Lafarge reported a marked rise in 2Q net profit although consolidated sales declined. The company has now trimmed its forecast for cement market growth this year but confirmed its goal to reduce debt to below EUR10bn this year.
EBITDA fell eight per cent to EUR922m and current operating income declined 11 per cent to EUR667m. Net profit in the second quarter came in at EUR201m compared to EUR39m in the same period last year when earnings were hit by exceptional items.
Consolidated sales, which were affected by adverse foreign exchange, declined three per cent to EUR4.11bn as growth in emerging markets only partly offset weak mature markets in North America and Western Europe. At a constant scope and exchange rates, sales were stable as increased prices across all Lafarge’s product lines to address cost inflation offset the impact of lower volumes, the group noted.
“Our results in the second quarter resisted in an environment which was marked by a conjunction of unfavourable circumstances. We increased prices and performance and innovation results are in line with our 2013 EUR650m additional EBITDA target,” Bruno Lafont, chairman and CEO of Lafarge said.
Market growth outlook reduced
The decline is second quarter sales volumes was affected by a high comparable 2012, Lafarge noted, as well as continuing adverse weather. Temporary fuel shortages in Egypt also put some pressure on volumes.

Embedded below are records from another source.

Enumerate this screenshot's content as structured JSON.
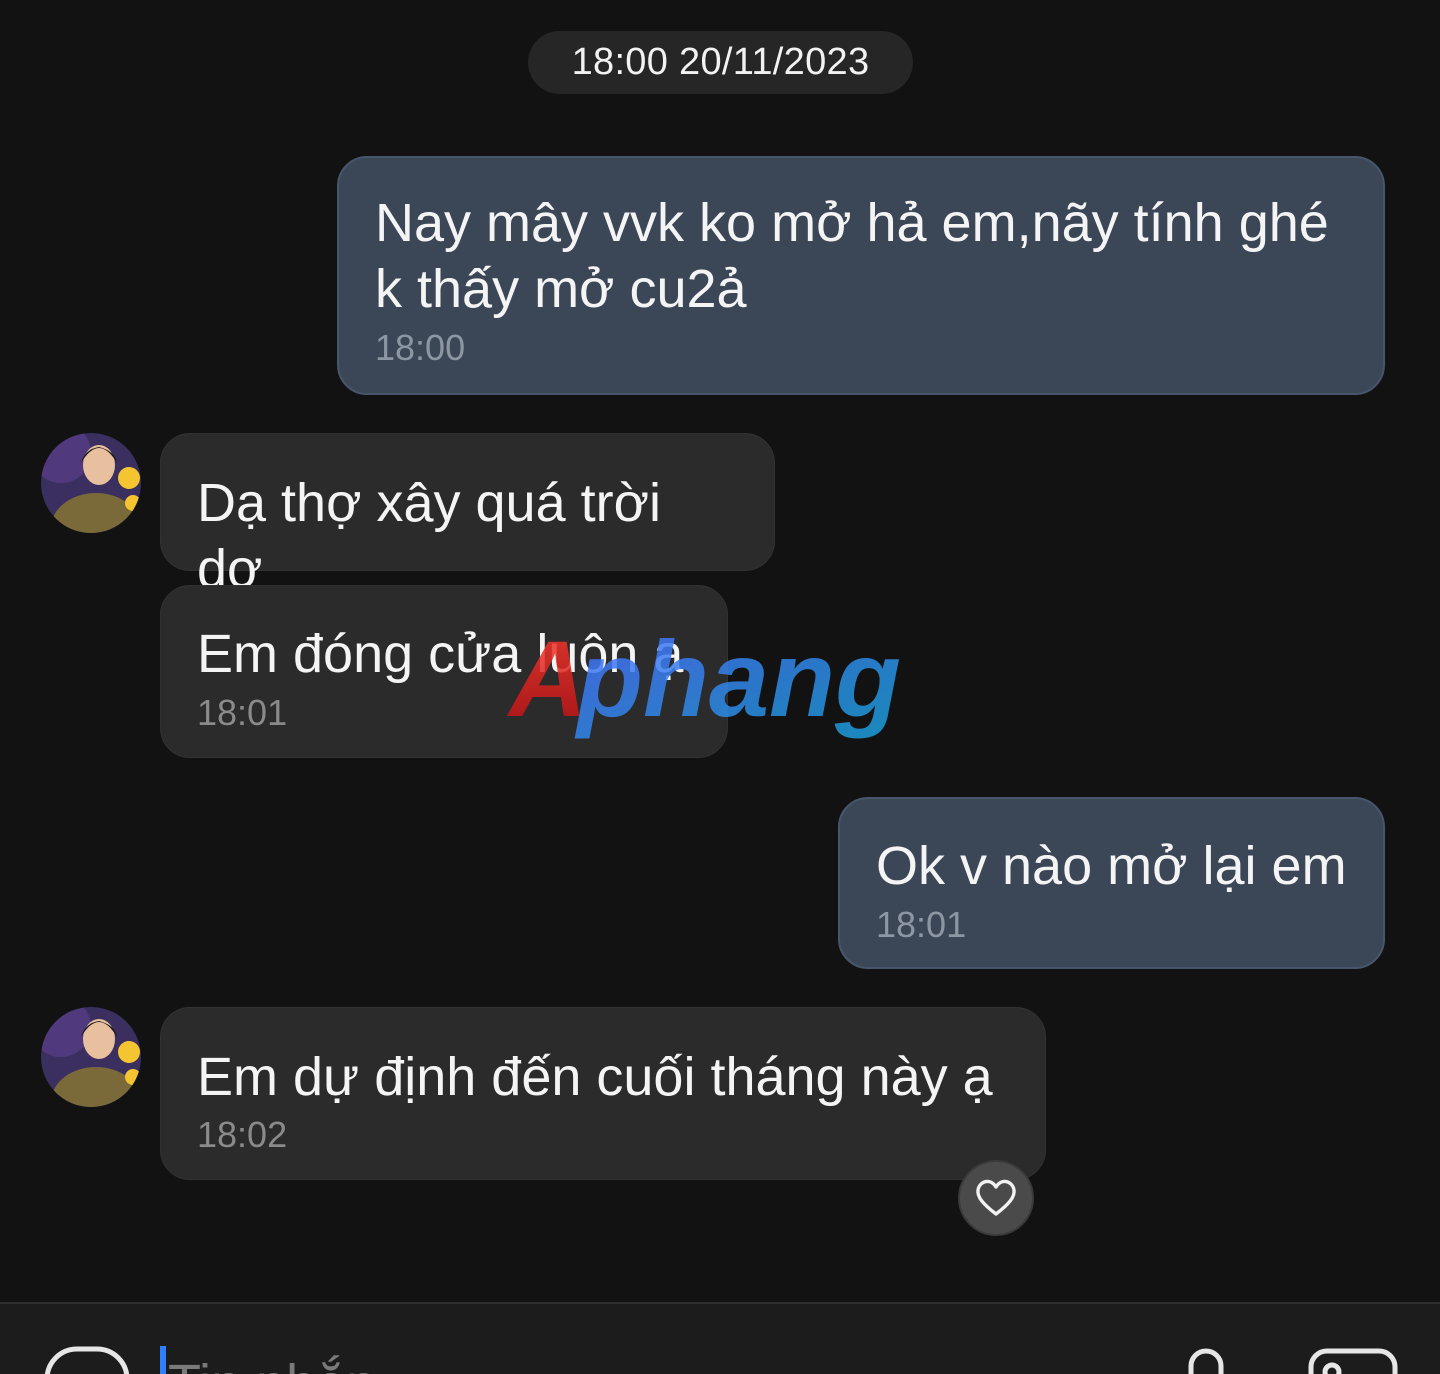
{
  "date_divider": "18:00 20/11/2023",
  "messages": [
    {
      "direction": "outgoing",
      "text": "Nay mây vvk ko mở hả em,nãy tính ghé k thấy mở cu2ả",
      "time": "18:00"
    },
    {
      "direction": "incoming",
      "text": "Dạ thợ xây quá trời dơ",
      "time": ""
    },
    {
      "direction": "incoming",
      "text": "Em đóng cửa luôn ạ",
      "time": "18:01"
    },
    {
      "direction": "outgoing",
      "text": "Ok v nào mở lại em",
      "time": "18:01"
    },
    {
      "direction": "incoming",
      "text": "Em dự định đến cuối tháng này ạ",
      "time": "18:02"
    }
  ],
  "watermark_text": "Aphang",
  "composer": {
    "placeholder": "Tin nhắn",
    "value": ""
  },
  "colors": {
    "background": "#121212",
    "outgoing_bubble": "#3b4757",
    "incoming_bubble": "#2b2b2b",
    "accent": "#2f80ff"
  }
}
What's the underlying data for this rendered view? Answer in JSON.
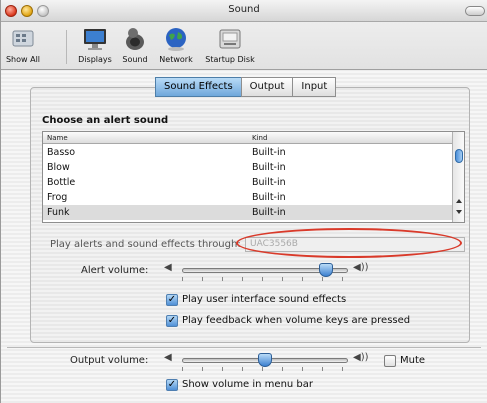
{
  "window": {
    "title": "Sound"
  },
  "toolbar": {
    "items": [
      {
        "label": "Show All",
        "icon": "show-all-icon"
      },
      {
        "label": "Displays",
        "icon": "displays-icon"
      },
      {
        "label": "Sound",
        "icon": "speaker-icon"
      },
      {
        "label": "Network",
        "icon": "network-globe-icon"
      },
      {
        "label": "Startup Disk",
        "icon": "startup-disk-icon"
      }
    ]
  },
  "tabs": [
    {
      "label": "Sound Effects",
      "active": true
    },
    {
      "label": "Output",
      "active": false
    },
    {
      "label": "Input",
      "active": false
    }
  ],
  "sound_effects": {
    "heading": "Choose an alert sound",
    "columns": {
      "name": "Name",
      "kind": "Kind"
    },
    "rows": [
      {
        "name": "Basso",
        "kind": "Built-in",
        "selected": false
      },
      {
        "name": "Blow",
        "kind": "Built-in",
        "selected": false
      },
      {
        "name": "Bottle",
        "kind": "Built-in",
        "selected": false
      },
      {
        "name": "Frog",
        "kind": "Built-in",
        "selected": false
      },
      {
        "name": "Funk",
        "kind": "Built-in",
        "selected": true
      }
    ],
    "play_through_label": "Play alerts and sound effects through:",
    "play_through_device": "UAC3556B",
    "alert_volume_label": "Alert volume:",
    "alert_volume_fraction": 0.87,
    "ui_effects_label": "Play user interface sound effects",
    "ui_effects_checked": true,
    "feedback_label": "Play feedback when volume keys are pressed",
    "feedback_checked": true
  },
  "output": {
    "volume_label": "Output volume:",
    "volume_fraction": 0.5,
    "mute_label": "Mute",
    "mute_checked": false,
    "menu_bar_label": "Show volume in menu bar",
    "menu_bar_checked": true
  },
  "colors": {
    "accent": "#6fa7db",
    "annotation": "#d93a2a"
  }
}
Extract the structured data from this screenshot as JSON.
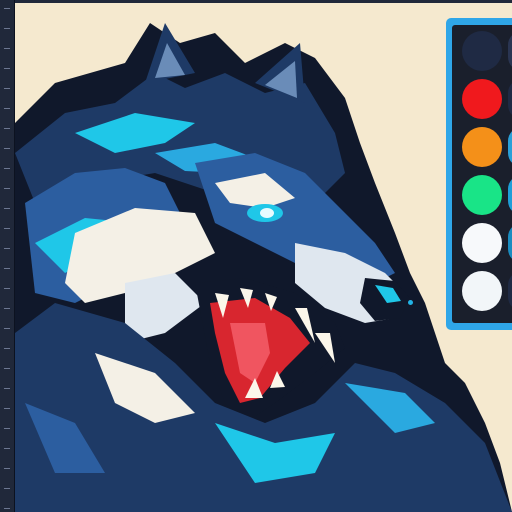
{
  "palette": {
    "swatches": [
      {
        "name": "swatch-navy",
        "color": "#1f2a44"
      },
      {
        "name": "swatch-red",
        "color": "#f0191d"
      },
      {
        "name": "swatch-orange",
        "color": "#f49019"
      },
      {
        "name": "swatch-green",
        "color": "#19e487"
      },
      {
        "name": "swatch-white-1",
        "color": "#f7f9fb"
      },
      {
        "name": "swatch-white-2",
        "color": "#f2f6f9"
      }
    ],
    "edge_colors": [
      "#2a3552",
      "#1f2a44",
      "#2aa0d8",
      "#1f9ed8",
      "#1a8cc0",
      "#1f2a44"
    ]
  },
  "colors": {
    "canvas_bg": "#f5e9cf",
    "accent": "#2fa6e8"
  }
}
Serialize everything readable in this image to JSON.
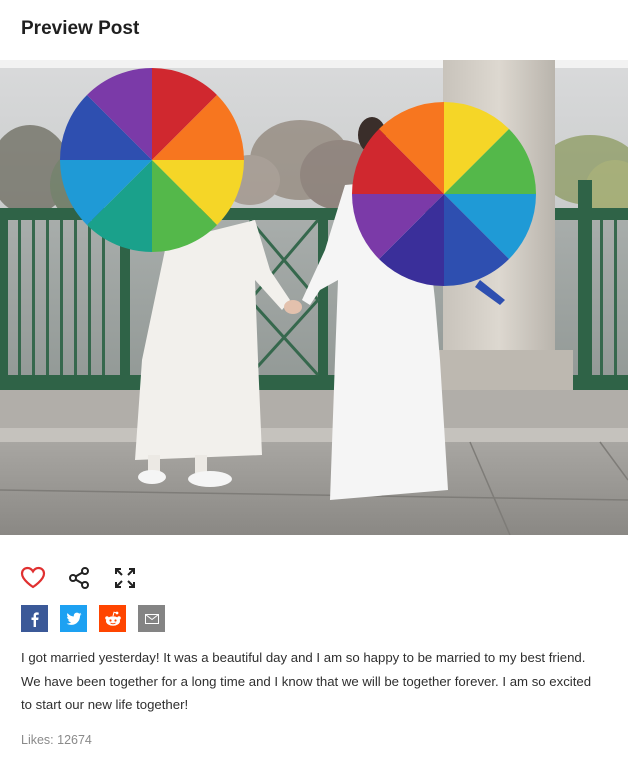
{
  "page": {
    "title": "Preview Post"
  },
  "photo": {
    "alt": ""
  },
  "actions": [
    {
      "name": "like",
      "icon": "heart-icon"
    },
    {
      "name": "share",
      "icon": "share-icon"
    },
    {
      "name": "expand",
      "icon": "expand-icon"
    }
  ],
  "share_buttons": [
    {
      "name": "facebook",
      "icon": "facebook-icon",
      "color": "#3b5998"
    },
    {
      "name": "twitter",
      "icon": "twitter-icon",
      "color": "#1da1f2"
    },
    {
      "name": "reddit",
      "icon": "reddit-icon",
      "color": "#ff4500"
    },
    {
      "name": "email",
      "icon": "email-icon",
      "color": "#848484"
    }
  ],
  "post": {
    "caption": "I got married yesterday! It was a beautiful day and I am so happy to be married to my best friend. We have been together for a long time and I know that we will be together forever. I am so excited to start our new life together!",
    "likes": "Likes: 12674"
  },
  "colors": {
    "heart": "#e03030"
  }
}
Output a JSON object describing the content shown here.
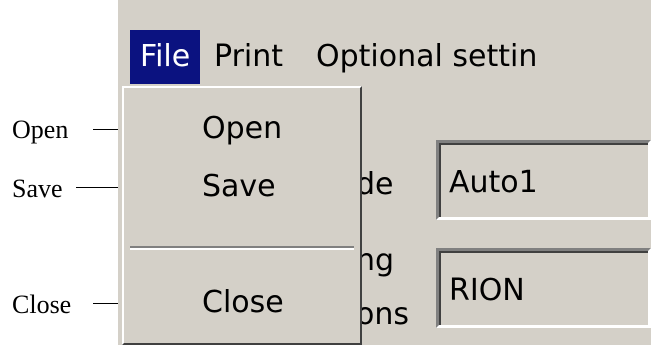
{
  "callouts": {
    "open": "Open",
    "save": "Save",
    "close": "Close"
  },
  "menubar": {
    "file": "File",
    "print": "Print",
    "optional": "Optional settin"
  },
  "file_menu": {
    "open": "Open",
    "save": "Save",
    "close": "Close"
  },
  "form": {
    "label1_partial": "de",
    "value1": "Auto1",
    "label2_partial_top": "ng",
    "label2_partial_bottom": "ons",
    "value2": "RION"
  },
  "colors": {
    "menu_highlight": "#0b1280",
    "face": "#d4d0c8"
  }
}
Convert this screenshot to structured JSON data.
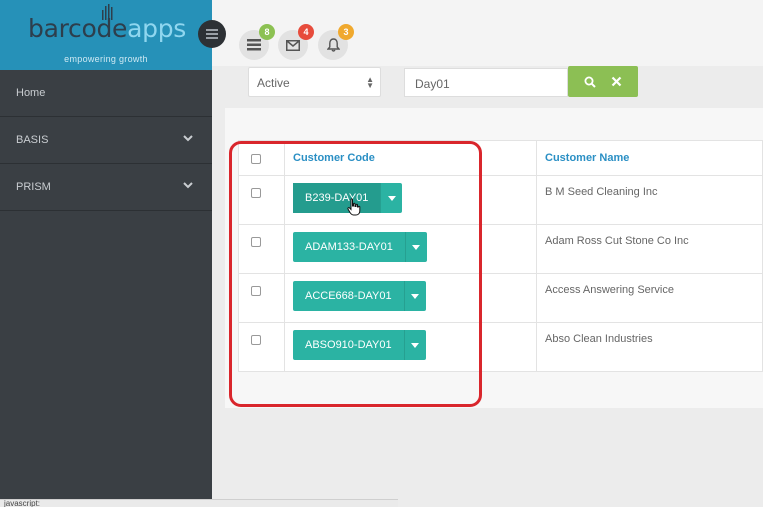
{
  "brand": {
    "logo_barcode": "barcode",
    "logo_apps": "apps",
    "tagline": "empowering growth"
  },
  "sidebar": {
    "items": [
      {
        "label": "Home",
        "has_chevron": false
      },
      {
        "label": "BASIS",
        "has_chevron": true
      },
      {
        "label": "PRISM",
        "has_chevron": true
      }
    ]
  },
  "header": {
    "icons": [
      {
        "name": "list-icon",
        "badge": "8",
        "badge_color": "#8cc152"
      },
      {
        "name": "envelope-icon",
        "badge": "4",
        "badge_color": "#e74c3c"
      },
      {
        "name": "bell-icon",
        "badge": "3",
        "badge_color": "#f0a92e"
      }
    ]
  },
  "filters": {
    "status_value": "Active",
    "search_value": "Day01"
  },
  "table": {
    "headers": {
      "code": "Customer Code",
      "name": "Customer Name"
    },
    "rows": [
      {
        "code": "B239-DAY01",
        "name": "B M Seed Cleaning Inc"
      },
      {
        "code": "ADAM133-DAY01",
        "name": "Adam Ross Cut Stone Co Inc"
      },
      {
        "code": "ACCE668-DAY01",
        "name": "Access Answering Service"
      },
      {
        "code": "ABSO910-DAY01",
        "name": "Abso Clean Industries"
      }
    ]
  },
  "colors": {
    "brand": "#2691b8",
    "sidebar": "#3a3f44",
    "teal_button": "#2bb3a3",
    "search_button": "#8cbf54",
    "header_link": "#2a8fc4",
    "highlight": "#d9262c"
  },
  "statusbar": {
    "text": "javascript:"
  }
}
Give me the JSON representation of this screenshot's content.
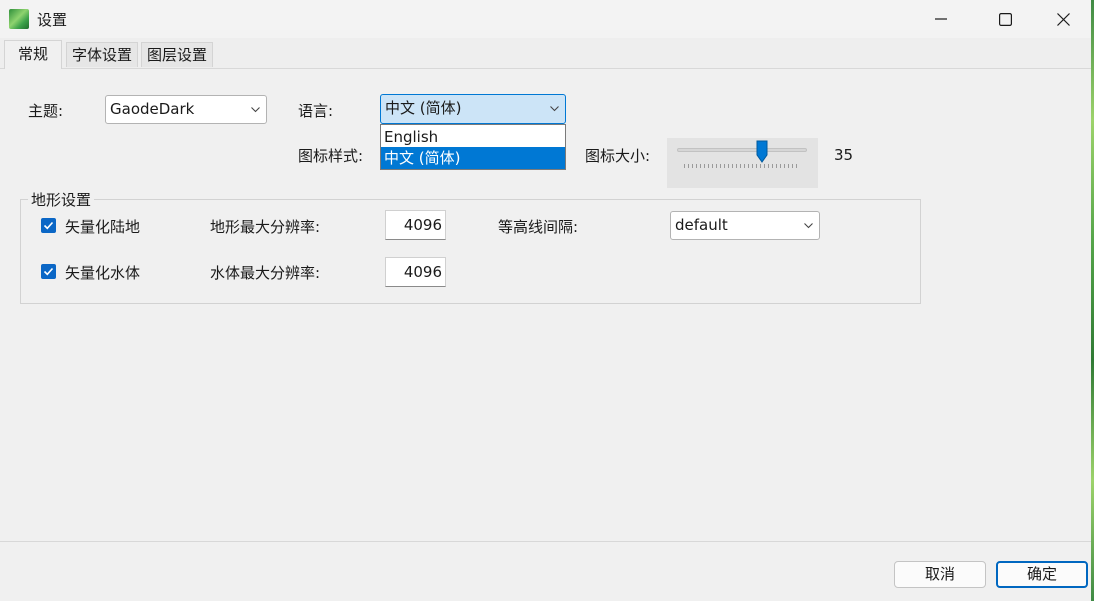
{
  "window": {
    "title": "设置",
    "icon": "app-map-icon",
    "controls": [
      "minimize-icon",
      "maximize-icon",
      "close-icon"
    ]
  },
  "tabs": [
    {
      "label": "常规",
      "active": true
    },
    {
      "label": "字体设置",
      "active": false
    },
    {
      "label": "图层设置",
      "active": false
    }
  ],
  "general": {
    "theme_label": "主题:",
    "theme_value": "GaodeDark",
    "language_label": "语言:",
    "language_value": "中文 (简体)",
    "language_options": [
      "English",
      "中文 (简体)"
    ],
    "language_selected_index": 1,
    "icon_style_label": "图标样式:",
    "icon_size_label": "图标大小:",
    "icon_size_value": "35"
  },
  "terrain": {
    "group_title": "地形设置",
    "vector_land_label": "矢量化陆地",
    "vector_land_checked": true,
    "vector_water_label": "矢量化水体",
    "vector_water_checked": true,
    "land_res_label": "地形最大分辨率:",
    "land_res_value": "4096",
    "water_res_label": "水体最大分辨率:",
    "water_res_value": "4096",
    "contour_label": "等高线间隔:",
    "contour_value": "default"
  },
  "footer": {
    "cancel_label": "取消",
    "ok_label": "确定"
  },
  "colors": {
    "accent": "#0078d4",
    "checkbox": "#0b67c6"
  }
}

The group now says it is expecting growth of between 0-3 per cent this year, instead of between 1-4 per cent previously estimated. The revised forecast reflects bad weather conditions in the period but also implies a more positive trends in the second half of the year, Mr Lafont said. Emerging markets continue to be the main driver of demand.
Investments and divestments
During the second quarter Lafarge received EUR49m in cash for divestments. With the most recent divestments announced, the group has secured EUR1.5bn of divestments since 1 January 2012, of which EUR655m have been received to-date. The remainder will contribute to further debt reduction in 2013, Lafarge stated, as it continues to pursue further divestments through the year.
Meanwhile investments for the quarter totalled EUR230m including development investments for ongoing cement plant projects in Russia, India and its Exshaw and Ravena plants in North America.
Net debt as at the end of June stood at EUR11.88bn, a reduction of EUR700m compared with a year earlier, reflecting the strict control of investments and working capital optimisation which supported the 35 per cent free cash flow increase in the quarter, the company said.
Lafarge has been selling assets and cutting costs to reduce its debt pile and regain its investment grade status.
The company has confirmed its goal to shrink debt below EUR10bn this year and said it would aim to cut it further below EUR9bn in 2014 through further asset disposals and cost savings, Lafont noted.